It will be fine and I’ll have a great time. People keep telling me this and I know this, but I’m still allowed to be sad about leaving. I like to take things one step at a time. I haven’t been trying to drag goodbyes out forever this time around… It’s like I’ve acknowledged that no matter how long I spend saying goodbye it’ll never be sufficient, so it’s alright if they’re more succinct. But that doesn’t mean that I’m any less sad about saying them. I’m trying to convince myself that goodbyes are not a big deal because (a) it’s easy enough to keep in touch with people these days when you both want to keep in touch, and (b) goodbyes should be superfluous anyway. In theory I’d like to spend my whole life saying goodbye, in the sense that I’d like to make the most of every moment of my life and fully appreciate the people I am with, so that if that actually were the last time that I saw them, nothing would be left unsaid and I would have no regrets. Every once in a while I actually achieve this, but mostly not so much.

And I have two days left to pack and get everything ready to leave, which means that I am stressed. I have two more days to get my life in order. In the past couple of days I did laundry, hemmed four pairs of pants, chopped my hair off, deposited paychecks, wrote thank-you notes, did what is hopefully my last round of shopping, straightened up my room, cleaned the tree fort decorations and put them in the basement, and had a mini-early birthday party with my family.

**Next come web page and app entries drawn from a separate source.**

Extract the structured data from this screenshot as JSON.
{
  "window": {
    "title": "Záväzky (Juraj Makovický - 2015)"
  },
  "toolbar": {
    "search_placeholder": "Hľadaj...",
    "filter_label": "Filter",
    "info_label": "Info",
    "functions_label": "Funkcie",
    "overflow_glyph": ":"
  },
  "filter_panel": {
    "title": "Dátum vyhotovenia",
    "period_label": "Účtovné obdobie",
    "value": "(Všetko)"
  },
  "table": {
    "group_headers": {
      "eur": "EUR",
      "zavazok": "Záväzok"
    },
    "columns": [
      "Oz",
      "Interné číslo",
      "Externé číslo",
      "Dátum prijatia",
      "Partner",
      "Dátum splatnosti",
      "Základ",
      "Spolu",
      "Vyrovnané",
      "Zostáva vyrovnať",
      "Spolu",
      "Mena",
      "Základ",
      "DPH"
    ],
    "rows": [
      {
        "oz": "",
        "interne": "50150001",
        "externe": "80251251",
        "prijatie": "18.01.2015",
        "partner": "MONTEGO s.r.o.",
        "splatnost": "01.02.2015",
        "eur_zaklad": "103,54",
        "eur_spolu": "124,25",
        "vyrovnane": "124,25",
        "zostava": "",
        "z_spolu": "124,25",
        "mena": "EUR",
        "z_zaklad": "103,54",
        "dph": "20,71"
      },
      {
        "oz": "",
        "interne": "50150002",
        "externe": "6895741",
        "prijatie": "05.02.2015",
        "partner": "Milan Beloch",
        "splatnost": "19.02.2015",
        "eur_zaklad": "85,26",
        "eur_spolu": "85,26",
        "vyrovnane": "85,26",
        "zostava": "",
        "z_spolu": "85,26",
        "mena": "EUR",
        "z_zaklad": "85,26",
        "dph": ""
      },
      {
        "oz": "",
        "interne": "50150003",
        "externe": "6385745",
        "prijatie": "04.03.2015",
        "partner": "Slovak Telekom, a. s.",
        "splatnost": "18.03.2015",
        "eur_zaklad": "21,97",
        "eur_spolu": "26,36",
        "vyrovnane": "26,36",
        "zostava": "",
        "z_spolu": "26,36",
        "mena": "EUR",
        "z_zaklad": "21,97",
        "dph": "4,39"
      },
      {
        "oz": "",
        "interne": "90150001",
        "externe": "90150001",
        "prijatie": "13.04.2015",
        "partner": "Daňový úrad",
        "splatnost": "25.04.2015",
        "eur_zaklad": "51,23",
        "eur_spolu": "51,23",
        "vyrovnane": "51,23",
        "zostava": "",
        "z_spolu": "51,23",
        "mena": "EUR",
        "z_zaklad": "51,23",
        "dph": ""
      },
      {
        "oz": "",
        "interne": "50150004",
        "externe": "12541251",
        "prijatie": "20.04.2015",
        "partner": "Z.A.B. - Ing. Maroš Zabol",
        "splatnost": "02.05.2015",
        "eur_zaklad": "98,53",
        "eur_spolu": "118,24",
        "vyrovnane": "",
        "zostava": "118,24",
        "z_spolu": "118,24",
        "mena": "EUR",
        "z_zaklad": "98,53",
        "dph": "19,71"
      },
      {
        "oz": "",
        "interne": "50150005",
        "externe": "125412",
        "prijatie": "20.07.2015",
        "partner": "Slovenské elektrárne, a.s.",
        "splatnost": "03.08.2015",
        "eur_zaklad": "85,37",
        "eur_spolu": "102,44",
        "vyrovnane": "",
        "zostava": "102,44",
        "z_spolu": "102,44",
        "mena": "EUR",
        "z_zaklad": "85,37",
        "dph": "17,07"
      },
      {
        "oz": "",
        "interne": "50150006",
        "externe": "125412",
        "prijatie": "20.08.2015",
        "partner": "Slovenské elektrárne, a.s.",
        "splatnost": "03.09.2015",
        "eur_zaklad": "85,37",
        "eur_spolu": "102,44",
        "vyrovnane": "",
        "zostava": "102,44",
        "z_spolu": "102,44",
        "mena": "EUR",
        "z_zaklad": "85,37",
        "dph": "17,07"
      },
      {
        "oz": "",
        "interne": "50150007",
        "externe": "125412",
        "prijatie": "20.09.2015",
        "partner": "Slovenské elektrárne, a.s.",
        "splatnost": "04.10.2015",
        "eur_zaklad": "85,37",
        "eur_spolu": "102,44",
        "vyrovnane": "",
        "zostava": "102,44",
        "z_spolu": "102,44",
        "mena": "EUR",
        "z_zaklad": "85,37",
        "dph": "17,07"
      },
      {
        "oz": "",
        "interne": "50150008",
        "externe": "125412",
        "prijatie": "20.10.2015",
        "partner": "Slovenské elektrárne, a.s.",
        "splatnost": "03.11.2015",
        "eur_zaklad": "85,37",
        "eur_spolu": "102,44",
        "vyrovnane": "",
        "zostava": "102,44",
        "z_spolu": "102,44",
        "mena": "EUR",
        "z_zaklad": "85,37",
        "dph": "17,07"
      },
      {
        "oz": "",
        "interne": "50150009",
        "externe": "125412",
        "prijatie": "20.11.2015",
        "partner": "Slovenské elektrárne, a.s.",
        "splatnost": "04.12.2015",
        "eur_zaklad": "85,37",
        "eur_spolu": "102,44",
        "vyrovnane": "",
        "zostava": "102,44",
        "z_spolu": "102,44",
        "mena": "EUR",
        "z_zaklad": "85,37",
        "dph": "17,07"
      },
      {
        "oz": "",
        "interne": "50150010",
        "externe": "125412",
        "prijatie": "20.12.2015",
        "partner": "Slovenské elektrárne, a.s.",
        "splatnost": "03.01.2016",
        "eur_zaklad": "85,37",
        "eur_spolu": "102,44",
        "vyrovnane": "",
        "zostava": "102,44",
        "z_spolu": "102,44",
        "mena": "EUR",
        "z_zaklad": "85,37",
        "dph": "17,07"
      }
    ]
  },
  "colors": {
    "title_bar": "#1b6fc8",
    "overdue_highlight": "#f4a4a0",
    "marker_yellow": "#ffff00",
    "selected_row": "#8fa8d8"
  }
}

I still have to finish refinishing a bookshelf, pack what I’m taking on the plane, pack what I’m shipping afterward, probably do more laundry, say goodbye to everything, print out all the info I need, make sure everything I own will be safe where it is for a year, and continue not freaking out.